Eating disorders, they involve extreme disturbances in eating behaviours—following rigid diets, gorging on food in secret. Like throwing up after meals or obsessively counting calories. But they are more complicated than just unhealthy dietary habits. At their core, they involve distorted, self-critical attitudes about weight, food, and body image. It’s these negative thoughts and feelings that fuel the damaging behaviors.
People with eating disorders use food to deal with uncomfortable or painful emotions. Restricting food is used to feel in control. Overeating temporarily soothes sadness, anger, or loneliness. Purging is used to combat feelings of helplessness and self-loathing. Over time, people lose the ability to see themselves objectively and obsessions over food and weight come to dominate everything else in life.
Family problems, as some individuals with this problem come from disordered families. The families of anorexic patients are often characterized by extremely controlling parents and poor boundaries between the parents and child.
Most people who develop a problem report having painfully low self-esteem before the onset of their illness. Many patients describe going through a painful experience such as being teased about their appearance, being shunned, or going through a difficult break-up of a romantic relationship.
Major illness or injury can also result in an individual feeling extremely vulnerable or out of control. Anorexia and bulimia can be attempts to control or distract themselves from such trauma.
The one trait that is obviously apparent in all sufferers of an Eating Disorder is their low self-esteem. Often they feel as though they are not good enough, that they never do anything right, that they are scrutinized by others for their appearance, and that their lives would get better if they could just lose weight. Sufferers can feel like they do not deserve to be happy, that they do not deserve good things to happen to them, and that they don't deserve to have anything but what is felt as a miserable existence. This can lead to over eating and purging.
It is widely understood that these usually affect women, although eating disorders in males are on the rise. Because women are affected more often, being female must be considered a risk factor that cannot be controlled.
This is one behavior that deserves special attention due to its profound effect on the development of this illness.
Research is always looking for ways in which genetics may make food problems more likely. What science is learning is intriguing.

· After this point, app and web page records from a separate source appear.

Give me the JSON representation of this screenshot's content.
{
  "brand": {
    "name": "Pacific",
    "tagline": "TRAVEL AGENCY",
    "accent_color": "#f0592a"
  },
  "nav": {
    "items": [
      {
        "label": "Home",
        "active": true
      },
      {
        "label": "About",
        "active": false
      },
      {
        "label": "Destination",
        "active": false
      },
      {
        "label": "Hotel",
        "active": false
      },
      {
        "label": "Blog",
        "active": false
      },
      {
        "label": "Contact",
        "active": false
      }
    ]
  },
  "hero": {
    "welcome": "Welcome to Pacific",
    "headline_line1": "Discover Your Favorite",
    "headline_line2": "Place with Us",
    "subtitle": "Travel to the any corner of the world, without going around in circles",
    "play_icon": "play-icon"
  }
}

Temperament seems to be, at least in part, genetically determined. Some personality types (obsessive compulsive and sensitive-avoidant, for example) are more vulnerable than others. New research suggests that genetic factors predispose some people to anxiety, perfectionism, and obsessive compulsive thoughts and behaviors. These people seem to have more than their share of food issues.
People with an eating disorder often are legitimately angry, but because they seek approval and fear criticism, they do not dare express that anger directly. They do not know how to express it in healthy ways. They turn it against themselves by starving or stuffing.
Westernized countries characterized by competitive striving for success, and in pockets of affluence in developing countries, women often experience unrealistic cultural demands for thinness. They respond by linking self-esteem to a weight disorder.